- _Work instructions_: The lines wanted are those in the data below that include "meta".

- _Source data_:
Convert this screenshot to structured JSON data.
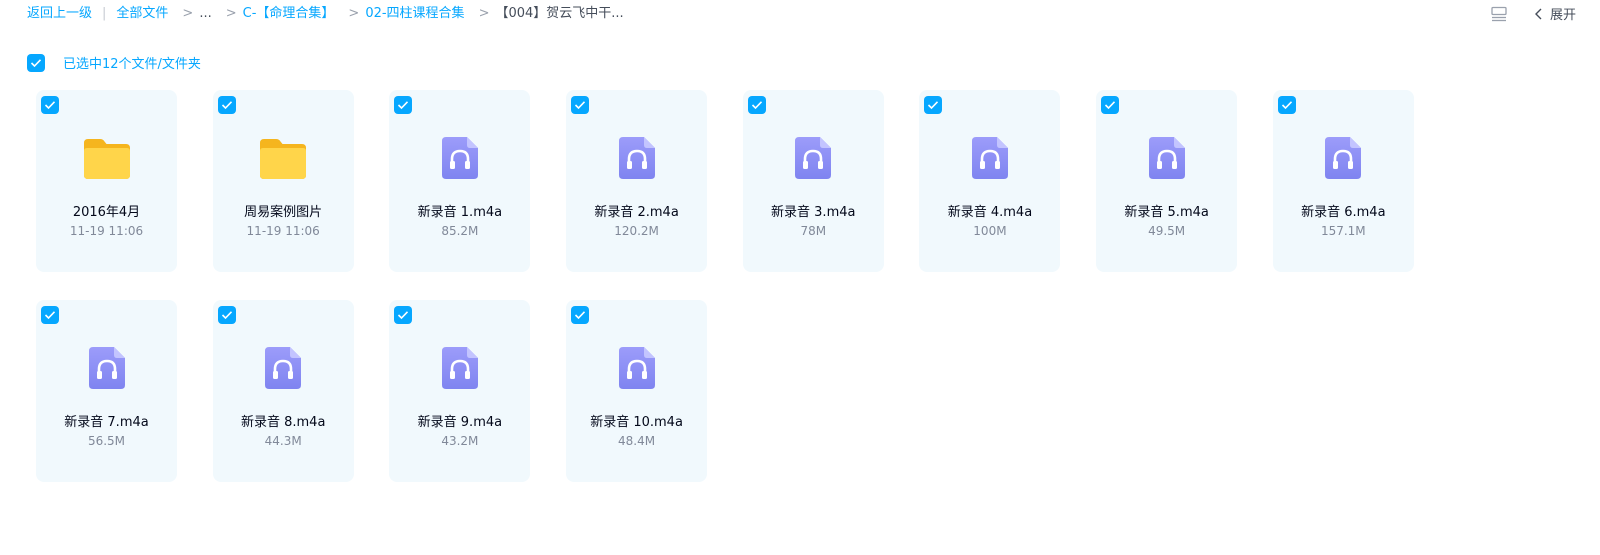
{
  "breadcrumb": {
    "back": "返回上一级",
    "root": "全部文件",
    "ellipsis": "...",
    "sep": ">",
    "divider": "|",
    "items": [
      "C-【命理合集】",
      "02-四柱课程合集"
    ],
    "current": "【004】贺云飞中干..."
  },
  "toolbar": {
    "list_view_icon": "list-view-icon",
    "collapse_label": "展开"
  },
  "selection": {
    "label": "已选中12个文件/文件夹"
  },
  "colors": {
    "accent": "#06a7ff",
    "card_bg": "#f1f9fd",
    "folder": "#ffc53d",
    "audio": "#8c8cf5"
  },
  "files": [
    {
      "name": "2016年4月",
      "meta": "11-19 11:06",
      "type": "folder"
    },
    {
      "name": "周易案例图片",
      "meta": "11-19 11:06",
      "type": "folder"
    },
    {
      "name": "新录音 1.m4a",
      "meta": "85.2M",
      "type": "audio"
    },
    {
      "name": "新录音 2.m4a",
      "meta": "120.2M",
      "type": "audio"
    },
    {
      "name": "新录音 3.m4a",
      "meta": "78M",
      "type": "audio"
    },
    {
      "name": "新录音 4.m4a",
      "meta": "100M",
      "type": "audio"
    },
    {
      "name": "新录音 5.m4a",
      "meta": "49.5M",
      "type": "audio"
    },
    {
      "name": "新录音 6.m4a",
      "meta": "157.1M",
      "type": "audio"
    },
    {
      "name": "新录音 7.m4a",
      "meta": "56.5M",
      "type": "audio"
    },
    {
      "name": "新录音 8.m4a",
      "meta": "44.3M",
      "type": "audio"
    },
    {
      "name": "新录音 9.m4a",
      "meta": "43.2M",
      "type": "audio"
    },
    {
      "name": "新录音 10.m4a",
      "meta": "48.4M",
      "type": "audio"
    }
  ]
}
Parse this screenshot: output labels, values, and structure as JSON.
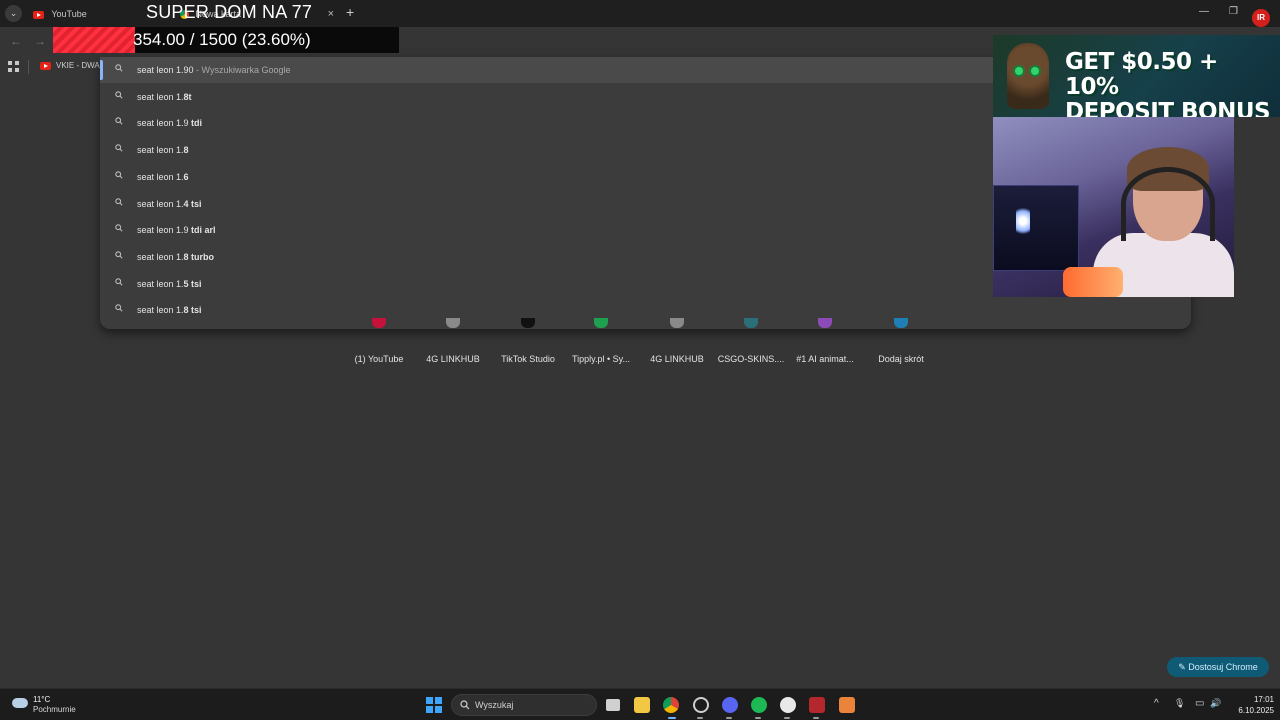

- _Response_:
      "meta": "11-19 11:06",
      "meta": "11-19 11:06",
      "meta": "85.2M",
      "meta": "120.2M",
      "meta": "78M",
      "meta": "100M",
      "meta": "49.5M",
      "meta": "157.1M",
      "meta": "56.5M",
      "meta": "44.3M",
      "meta": "43.2M",
      "meta": "48.4M",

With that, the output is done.